If a line of the data below holds the string "here", copy it.

(Component data from apps and pages)
---*---
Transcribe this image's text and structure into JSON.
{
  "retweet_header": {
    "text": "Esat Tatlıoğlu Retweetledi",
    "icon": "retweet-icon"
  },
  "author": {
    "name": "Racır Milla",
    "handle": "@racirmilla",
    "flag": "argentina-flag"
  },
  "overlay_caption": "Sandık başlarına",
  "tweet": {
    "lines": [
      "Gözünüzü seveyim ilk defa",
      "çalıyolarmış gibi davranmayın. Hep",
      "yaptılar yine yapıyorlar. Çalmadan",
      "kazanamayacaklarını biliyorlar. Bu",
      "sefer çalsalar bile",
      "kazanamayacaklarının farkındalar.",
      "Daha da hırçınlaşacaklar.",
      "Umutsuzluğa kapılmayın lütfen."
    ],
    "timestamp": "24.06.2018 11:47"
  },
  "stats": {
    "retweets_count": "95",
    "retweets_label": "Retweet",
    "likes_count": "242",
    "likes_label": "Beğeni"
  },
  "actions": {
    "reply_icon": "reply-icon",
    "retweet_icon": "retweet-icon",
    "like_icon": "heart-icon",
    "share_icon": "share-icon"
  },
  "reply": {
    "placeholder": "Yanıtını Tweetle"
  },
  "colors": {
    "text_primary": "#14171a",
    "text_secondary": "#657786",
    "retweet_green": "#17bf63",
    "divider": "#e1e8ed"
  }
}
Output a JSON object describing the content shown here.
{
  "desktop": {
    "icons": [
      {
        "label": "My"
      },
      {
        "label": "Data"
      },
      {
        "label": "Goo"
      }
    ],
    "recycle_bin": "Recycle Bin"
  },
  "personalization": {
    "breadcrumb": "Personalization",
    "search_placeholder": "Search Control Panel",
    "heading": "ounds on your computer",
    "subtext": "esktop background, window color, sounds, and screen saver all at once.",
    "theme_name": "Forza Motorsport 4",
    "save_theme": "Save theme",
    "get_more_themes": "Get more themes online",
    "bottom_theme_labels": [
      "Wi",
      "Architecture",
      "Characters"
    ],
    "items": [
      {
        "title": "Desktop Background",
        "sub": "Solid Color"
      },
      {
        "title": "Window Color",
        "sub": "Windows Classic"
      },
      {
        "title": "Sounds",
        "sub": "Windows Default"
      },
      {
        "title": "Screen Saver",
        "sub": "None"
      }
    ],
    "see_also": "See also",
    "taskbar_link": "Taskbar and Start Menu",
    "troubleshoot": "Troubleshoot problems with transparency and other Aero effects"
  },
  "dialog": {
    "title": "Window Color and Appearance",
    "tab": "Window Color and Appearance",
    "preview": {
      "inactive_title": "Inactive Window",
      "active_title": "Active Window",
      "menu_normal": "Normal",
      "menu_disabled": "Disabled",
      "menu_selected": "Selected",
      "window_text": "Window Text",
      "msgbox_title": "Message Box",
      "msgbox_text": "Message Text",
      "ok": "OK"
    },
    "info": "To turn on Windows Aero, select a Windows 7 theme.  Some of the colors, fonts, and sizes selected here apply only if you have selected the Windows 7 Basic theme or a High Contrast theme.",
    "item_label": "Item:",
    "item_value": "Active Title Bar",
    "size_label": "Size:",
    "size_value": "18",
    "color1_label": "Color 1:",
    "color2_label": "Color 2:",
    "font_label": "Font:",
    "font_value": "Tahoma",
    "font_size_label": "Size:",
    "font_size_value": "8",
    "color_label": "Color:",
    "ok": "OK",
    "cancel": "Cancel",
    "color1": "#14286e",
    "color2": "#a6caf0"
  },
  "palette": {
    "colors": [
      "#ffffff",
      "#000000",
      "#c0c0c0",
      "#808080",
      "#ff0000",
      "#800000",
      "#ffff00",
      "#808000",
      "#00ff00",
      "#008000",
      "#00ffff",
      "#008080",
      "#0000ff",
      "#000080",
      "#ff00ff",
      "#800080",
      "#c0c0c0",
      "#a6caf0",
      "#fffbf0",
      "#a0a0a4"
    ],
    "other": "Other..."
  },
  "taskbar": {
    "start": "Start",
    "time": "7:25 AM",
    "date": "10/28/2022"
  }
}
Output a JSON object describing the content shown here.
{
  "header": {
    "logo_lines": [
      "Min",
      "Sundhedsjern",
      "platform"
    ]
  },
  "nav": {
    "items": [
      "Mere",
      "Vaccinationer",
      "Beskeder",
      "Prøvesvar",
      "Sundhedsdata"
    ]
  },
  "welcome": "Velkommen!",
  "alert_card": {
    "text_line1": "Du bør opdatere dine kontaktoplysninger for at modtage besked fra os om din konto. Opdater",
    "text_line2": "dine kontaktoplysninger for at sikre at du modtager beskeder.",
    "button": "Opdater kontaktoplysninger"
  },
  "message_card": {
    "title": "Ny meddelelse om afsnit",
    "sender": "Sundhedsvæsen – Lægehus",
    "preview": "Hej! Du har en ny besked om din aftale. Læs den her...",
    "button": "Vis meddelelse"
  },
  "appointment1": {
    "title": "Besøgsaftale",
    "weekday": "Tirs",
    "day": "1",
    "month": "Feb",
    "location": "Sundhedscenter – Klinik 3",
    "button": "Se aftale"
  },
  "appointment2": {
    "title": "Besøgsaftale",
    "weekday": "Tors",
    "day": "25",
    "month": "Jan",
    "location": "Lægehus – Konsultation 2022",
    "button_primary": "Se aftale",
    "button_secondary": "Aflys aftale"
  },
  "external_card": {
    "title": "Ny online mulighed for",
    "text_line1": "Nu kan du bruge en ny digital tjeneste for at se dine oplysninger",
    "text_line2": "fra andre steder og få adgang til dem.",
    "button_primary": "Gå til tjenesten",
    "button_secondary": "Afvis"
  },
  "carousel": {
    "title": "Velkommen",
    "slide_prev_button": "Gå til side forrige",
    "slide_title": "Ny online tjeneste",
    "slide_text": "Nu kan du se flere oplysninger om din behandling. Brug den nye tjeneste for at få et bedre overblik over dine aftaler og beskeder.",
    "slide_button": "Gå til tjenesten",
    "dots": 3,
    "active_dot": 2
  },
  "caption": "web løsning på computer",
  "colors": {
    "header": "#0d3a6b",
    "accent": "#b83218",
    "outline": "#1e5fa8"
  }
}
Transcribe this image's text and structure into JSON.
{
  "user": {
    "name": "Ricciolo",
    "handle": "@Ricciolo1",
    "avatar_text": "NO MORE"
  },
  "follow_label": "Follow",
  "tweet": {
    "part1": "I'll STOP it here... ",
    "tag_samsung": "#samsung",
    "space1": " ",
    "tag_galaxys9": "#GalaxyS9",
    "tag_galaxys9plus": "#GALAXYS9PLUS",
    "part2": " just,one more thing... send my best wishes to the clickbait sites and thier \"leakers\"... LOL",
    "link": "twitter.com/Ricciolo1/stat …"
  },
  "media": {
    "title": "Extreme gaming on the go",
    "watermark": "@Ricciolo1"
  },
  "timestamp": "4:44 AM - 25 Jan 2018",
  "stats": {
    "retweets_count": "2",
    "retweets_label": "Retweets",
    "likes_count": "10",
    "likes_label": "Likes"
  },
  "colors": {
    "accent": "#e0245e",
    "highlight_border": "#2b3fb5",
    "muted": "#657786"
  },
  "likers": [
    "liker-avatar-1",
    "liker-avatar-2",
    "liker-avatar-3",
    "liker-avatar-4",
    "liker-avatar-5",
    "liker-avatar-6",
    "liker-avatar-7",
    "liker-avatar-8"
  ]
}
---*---
The answer:
Output a JSON object describing the content shown here.
    "info": "To turn on Windows Aero, select a Windows 7 theme.  Some of the colors, fonts, and sizes selected here apply only if you have selected the Windows 7 Basic theme or a High Contrast theme.",
Output a JSON object describing the content shown here.
    "part1": "I'll STOP it here... ",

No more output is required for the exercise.